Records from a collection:

»»

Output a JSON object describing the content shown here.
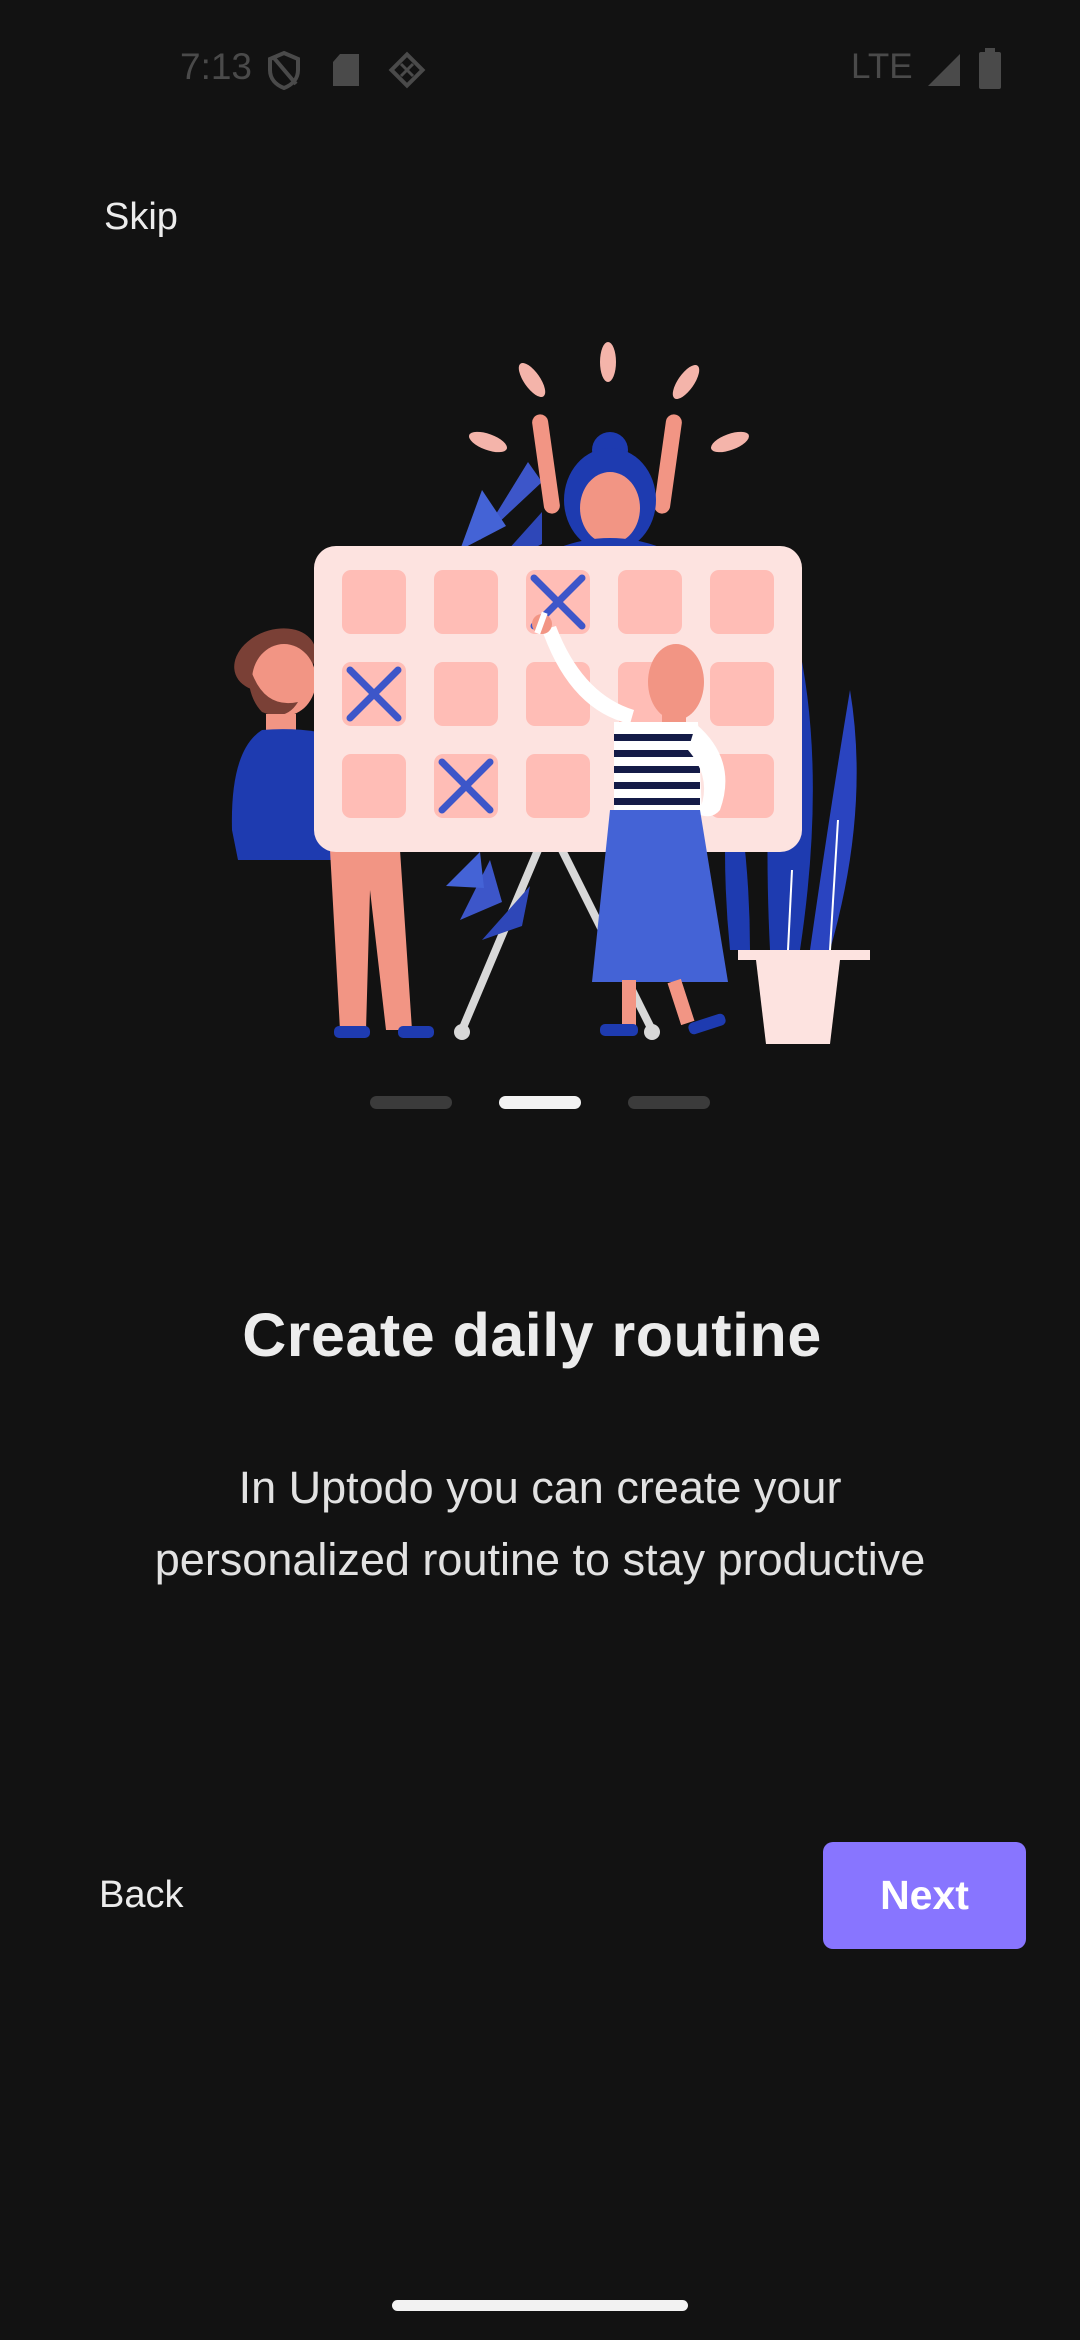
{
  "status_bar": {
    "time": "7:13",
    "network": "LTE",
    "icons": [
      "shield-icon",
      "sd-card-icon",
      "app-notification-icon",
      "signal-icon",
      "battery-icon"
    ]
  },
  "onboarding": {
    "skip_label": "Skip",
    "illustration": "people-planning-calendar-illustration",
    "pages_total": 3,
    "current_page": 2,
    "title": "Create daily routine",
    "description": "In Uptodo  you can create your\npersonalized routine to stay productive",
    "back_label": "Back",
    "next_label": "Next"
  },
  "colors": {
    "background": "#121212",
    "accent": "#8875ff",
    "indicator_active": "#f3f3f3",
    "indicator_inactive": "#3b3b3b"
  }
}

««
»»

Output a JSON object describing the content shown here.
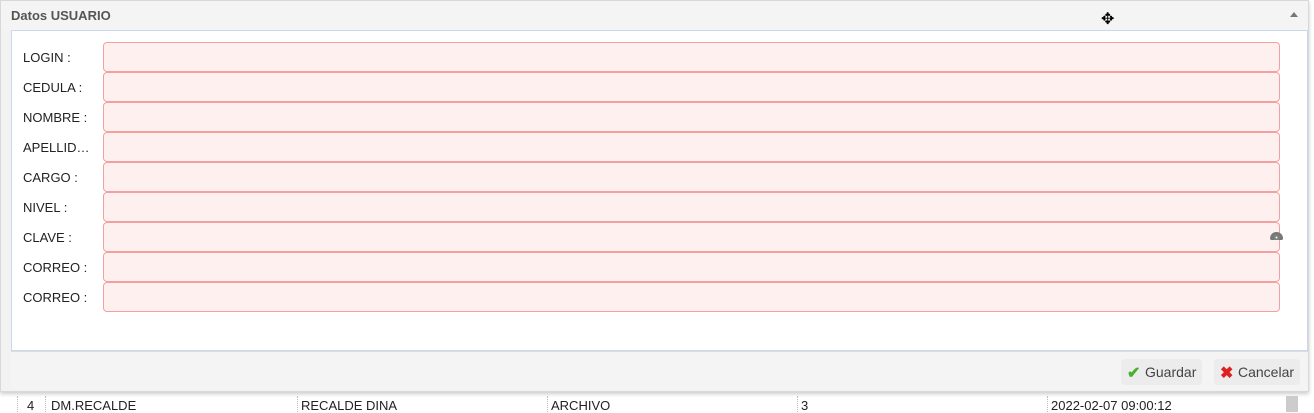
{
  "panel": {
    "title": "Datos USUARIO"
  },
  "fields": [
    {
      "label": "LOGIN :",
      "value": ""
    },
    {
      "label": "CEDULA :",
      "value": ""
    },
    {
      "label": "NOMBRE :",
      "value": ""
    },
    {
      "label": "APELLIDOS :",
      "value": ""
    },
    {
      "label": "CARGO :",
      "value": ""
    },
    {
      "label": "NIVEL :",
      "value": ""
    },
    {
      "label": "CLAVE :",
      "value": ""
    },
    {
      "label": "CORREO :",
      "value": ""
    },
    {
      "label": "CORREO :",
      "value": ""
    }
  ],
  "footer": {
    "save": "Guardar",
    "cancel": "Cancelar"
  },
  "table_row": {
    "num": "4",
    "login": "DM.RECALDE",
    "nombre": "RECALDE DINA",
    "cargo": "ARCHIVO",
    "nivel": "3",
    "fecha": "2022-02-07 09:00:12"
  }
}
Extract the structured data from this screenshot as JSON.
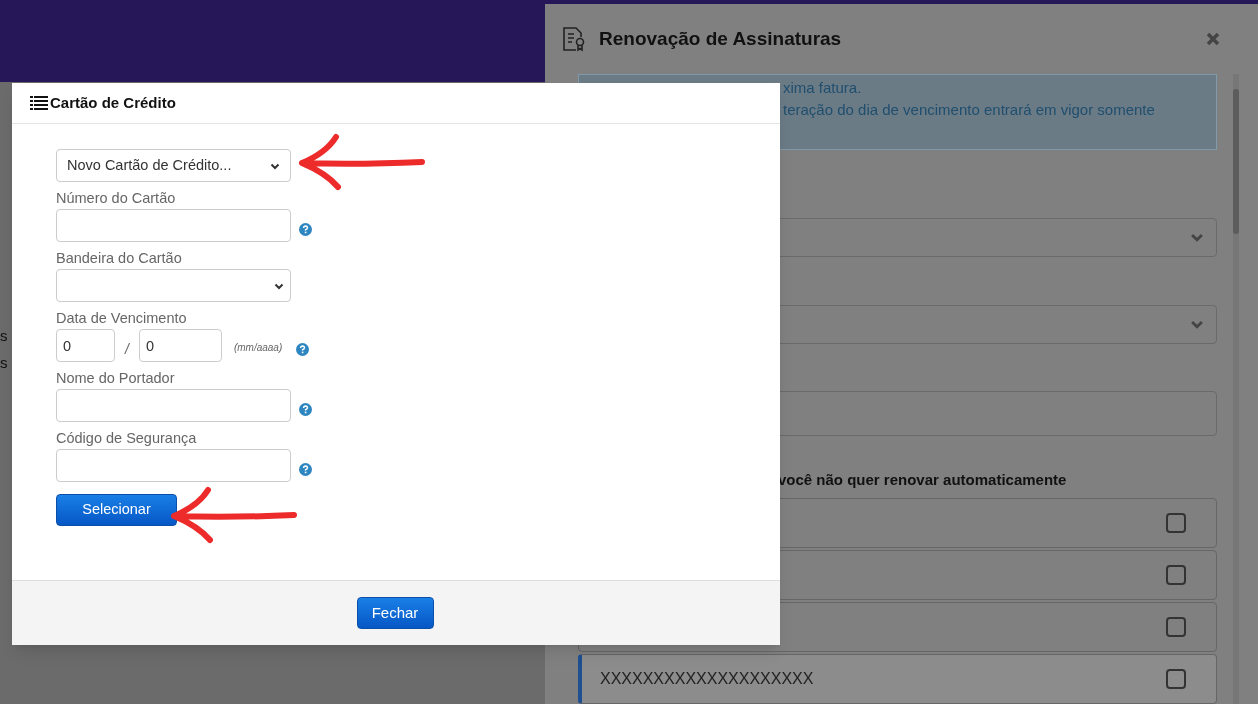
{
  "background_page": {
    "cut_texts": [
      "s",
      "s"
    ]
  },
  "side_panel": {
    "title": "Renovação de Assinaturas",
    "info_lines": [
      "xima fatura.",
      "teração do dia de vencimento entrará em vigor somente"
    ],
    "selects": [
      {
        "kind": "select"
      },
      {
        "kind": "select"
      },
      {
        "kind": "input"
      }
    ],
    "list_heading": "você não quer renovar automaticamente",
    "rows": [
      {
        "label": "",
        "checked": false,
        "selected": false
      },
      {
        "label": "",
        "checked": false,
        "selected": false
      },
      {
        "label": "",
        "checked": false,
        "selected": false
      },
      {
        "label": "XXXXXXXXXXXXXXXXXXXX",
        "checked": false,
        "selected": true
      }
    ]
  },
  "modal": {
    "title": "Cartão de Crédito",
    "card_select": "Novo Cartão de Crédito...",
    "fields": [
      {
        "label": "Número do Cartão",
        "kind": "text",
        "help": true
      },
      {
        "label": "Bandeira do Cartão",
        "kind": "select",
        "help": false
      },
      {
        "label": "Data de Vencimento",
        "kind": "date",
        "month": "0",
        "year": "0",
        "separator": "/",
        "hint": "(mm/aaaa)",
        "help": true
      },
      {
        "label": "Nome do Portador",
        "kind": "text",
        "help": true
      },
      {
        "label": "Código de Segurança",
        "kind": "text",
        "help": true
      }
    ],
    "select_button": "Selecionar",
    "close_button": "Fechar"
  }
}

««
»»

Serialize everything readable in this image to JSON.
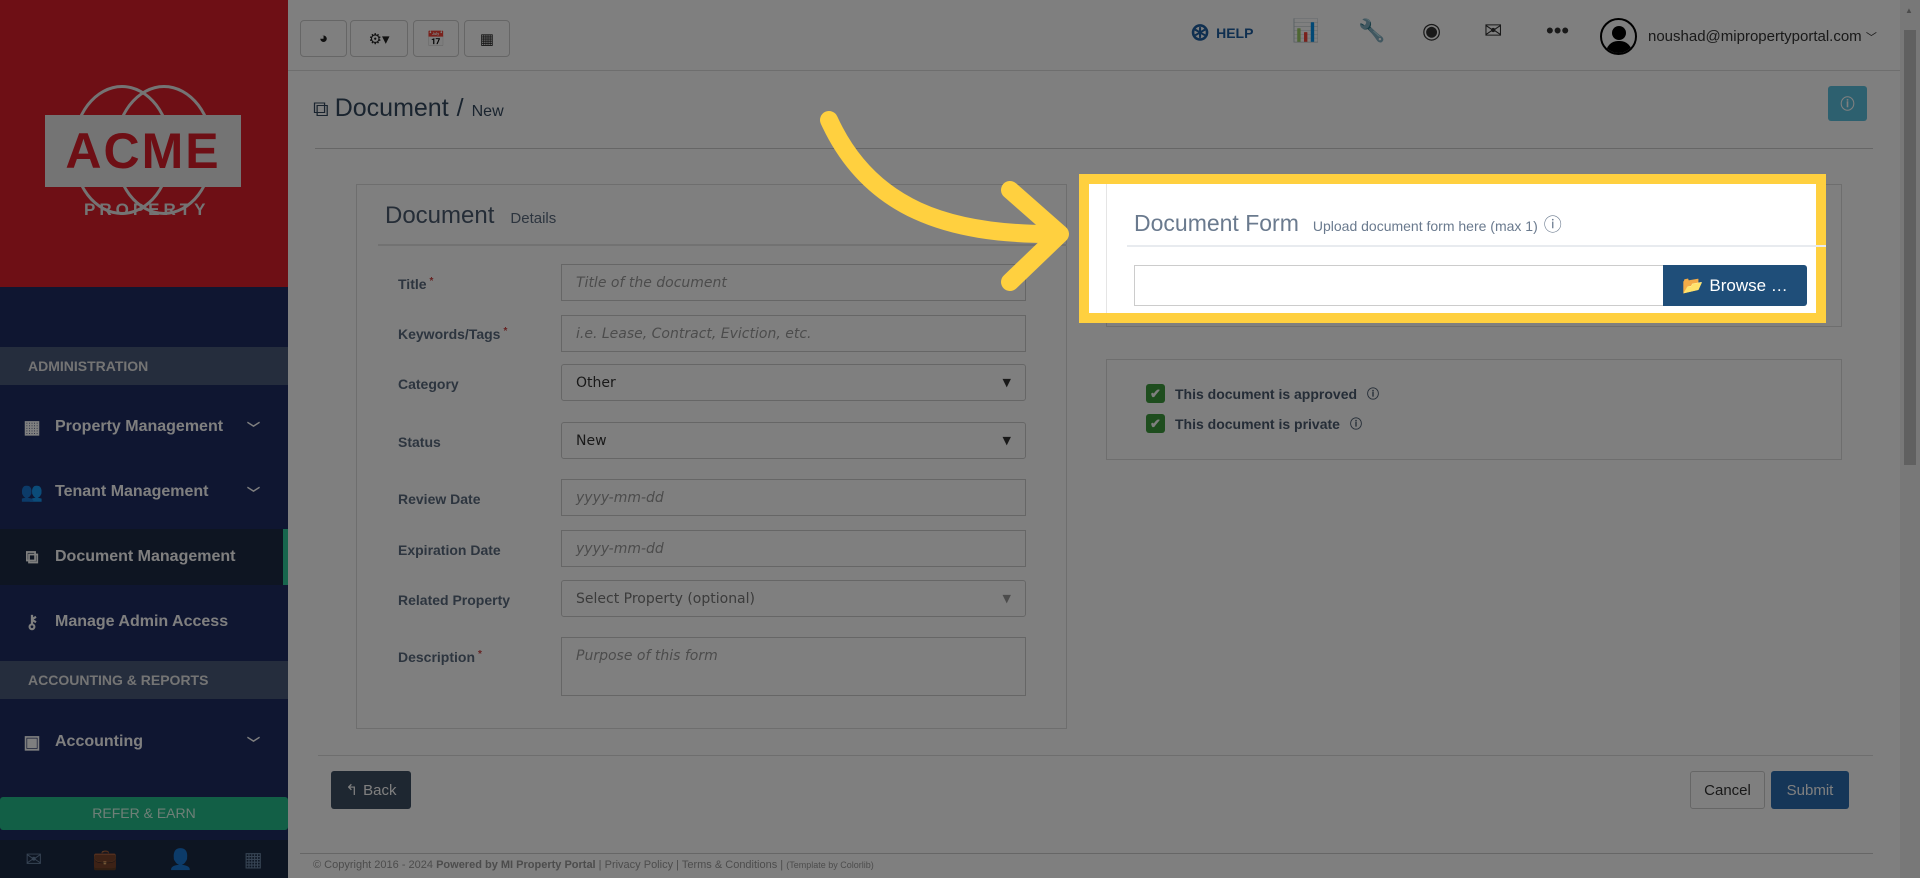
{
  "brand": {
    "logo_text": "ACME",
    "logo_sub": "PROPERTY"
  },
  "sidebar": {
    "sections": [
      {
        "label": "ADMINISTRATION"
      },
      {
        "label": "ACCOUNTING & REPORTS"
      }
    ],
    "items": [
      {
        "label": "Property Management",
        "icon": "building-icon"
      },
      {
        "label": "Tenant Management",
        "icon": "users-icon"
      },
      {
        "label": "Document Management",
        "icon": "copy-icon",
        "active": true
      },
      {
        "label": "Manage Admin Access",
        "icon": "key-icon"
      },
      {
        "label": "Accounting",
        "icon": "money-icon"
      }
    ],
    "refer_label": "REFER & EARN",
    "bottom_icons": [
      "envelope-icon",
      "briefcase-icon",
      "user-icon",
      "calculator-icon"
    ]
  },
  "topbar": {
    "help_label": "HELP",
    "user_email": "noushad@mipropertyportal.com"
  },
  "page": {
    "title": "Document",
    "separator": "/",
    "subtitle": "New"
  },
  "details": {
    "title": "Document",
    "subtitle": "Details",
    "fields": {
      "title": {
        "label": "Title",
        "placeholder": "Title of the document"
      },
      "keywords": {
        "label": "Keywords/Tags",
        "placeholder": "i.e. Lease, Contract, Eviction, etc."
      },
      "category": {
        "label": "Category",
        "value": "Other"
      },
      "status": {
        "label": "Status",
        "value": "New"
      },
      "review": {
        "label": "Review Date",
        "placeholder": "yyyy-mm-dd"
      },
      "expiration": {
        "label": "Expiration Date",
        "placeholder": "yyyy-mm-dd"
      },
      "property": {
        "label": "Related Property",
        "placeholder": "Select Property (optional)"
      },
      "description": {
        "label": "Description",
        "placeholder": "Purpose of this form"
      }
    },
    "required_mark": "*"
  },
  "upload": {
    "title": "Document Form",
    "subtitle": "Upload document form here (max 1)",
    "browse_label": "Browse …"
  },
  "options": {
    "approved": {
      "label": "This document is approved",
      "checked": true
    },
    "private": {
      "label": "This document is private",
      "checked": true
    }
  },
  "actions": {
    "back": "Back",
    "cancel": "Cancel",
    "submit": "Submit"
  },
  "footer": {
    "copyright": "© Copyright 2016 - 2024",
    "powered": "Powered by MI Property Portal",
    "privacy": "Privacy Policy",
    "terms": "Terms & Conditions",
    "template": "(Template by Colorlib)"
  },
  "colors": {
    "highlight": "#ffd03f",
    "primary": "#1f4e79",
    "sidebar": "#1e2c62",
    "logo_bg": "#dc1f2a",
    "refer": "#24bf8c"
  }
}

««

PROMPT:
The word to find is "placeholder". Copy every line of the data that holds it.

EXERCISE RESPONSE:
        "placeholder": "Title of the document"
        "placeholder": "i.e. Lease, Contract, Eviction, etc."
        "placeholder": "yyyy-mm-dd"
        "placeholder": "yyyy-mm-dd"
        "placeholder": "Select Property (optional)"
        "placeholder": "Purpose of this form"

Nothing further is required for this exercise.